The pictures are to be dropped, and the records below are to be restated word for word.

■ **Data entries**:
------------------------------------------------

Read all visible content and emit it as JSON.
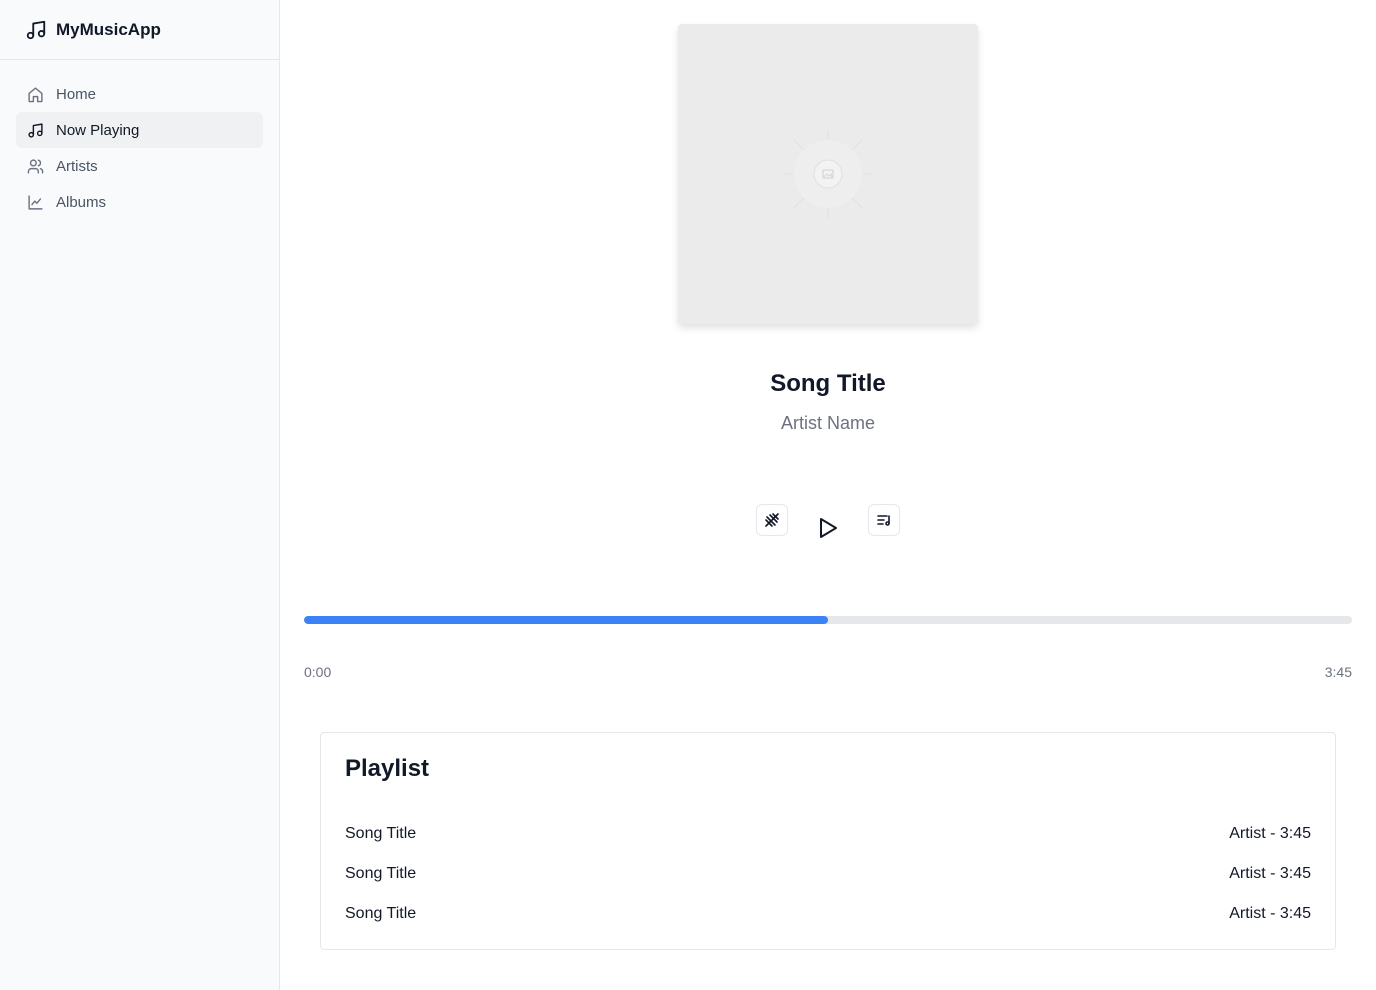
{
  "app": {
    "title": "MyMusicApp",
    "brand_icon": "music-note-icon"
  },
  "sidebar": {
    "items": [
      {
        "label": "Home",
        "icon": "home-icon",
        "active": false
      },
      {
        "label": "Now Playing",
        "icon": "music-note-icon",
        "active": true
      },
      {
        "label": "Artists",
        "icon": "users-icon",
        "active": false
      },
      {
        "label": "Albums",
        "icon": "chart-line-icon",
        "active": false
      }
    ]
  },
  "now_playing": {
    "title": "Song Title",
    "artist": "Artist Name",
    "controls": {
      "shuffle_icon": "shuffle-icon",
      "play_icon": "play-icon",
      "queue_icon": "playlist-icon"
    },
    "progress": {
      "fraction": 0.5,
      "current_time": "0:00",
      "duration": "3:45"
    }
  },
  "playlist": {
    "title": "Playlist",
    "tracks": [
      {
        "title": "Song Title",
        "meta": "Artist - 3:45"
      },
      {
        "title": "Song Title",
        "meta": "Artist - 3:45"
      },
      {
        "title": "Song Title",
        "meta": "Artist - 3:45"
      }
    ]
  },
  "colors": {
    "accent": "#3b82f6",
    "sidebar_bg": "#f9fafb",
    "active_item_bg": "#f0f1f3"
  }
}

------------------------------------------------

■ **Output**:
Read all visible content and emit it as JSON.
{
  "app": {
    "title": "MyMusicApp",
    "brand_icon": "music-note-icon"
  },
  "sidebar": {
    "items": [
      {
        "label": "Home",
        "icon": "home-icon",
        "active": false
      },
      {
        "label": "Now Playing",
        "icon": "music-note-icon",
        "active": true
      },
      {
        "label": "Artists",
        "icon": "users-icon",
        "active": false
      },
      {
        "label": "Albums",
        "icon": "chart-line-icon",
        "active": false
      }
    ]
  },
  "now_playing": {
    "title": "Song Title",
    "artist": "Artist Name",
    "controls": {
      "shuffle_icon": "shuffle-icon",
      "play_icon": "play-icon",
      "queue_icon": "playlist-icon"
    },
    "progress": {
      "fraction": 0.5,
      "current_time": "0:00",
      "duration": "3:45"
    }
  },
  "playlist": {
    "title": "Playlist",
    "tracks": [
      {
        "title": "Song Title",
        "meta": "Artist - 3:45"
      },
      {
        "title": "Song Title",
        "meta": "Artist - 3:45"
      },
      {
        "title": "Song Title",
        "meta": "Artist - 3:45"
      }
    ]
  },
  "colors": {
    "accent": "#3b82f6",
    "sidebar_bg": "#f9fafb",
    "active_item_bg": "#f0f1f3"
  }
}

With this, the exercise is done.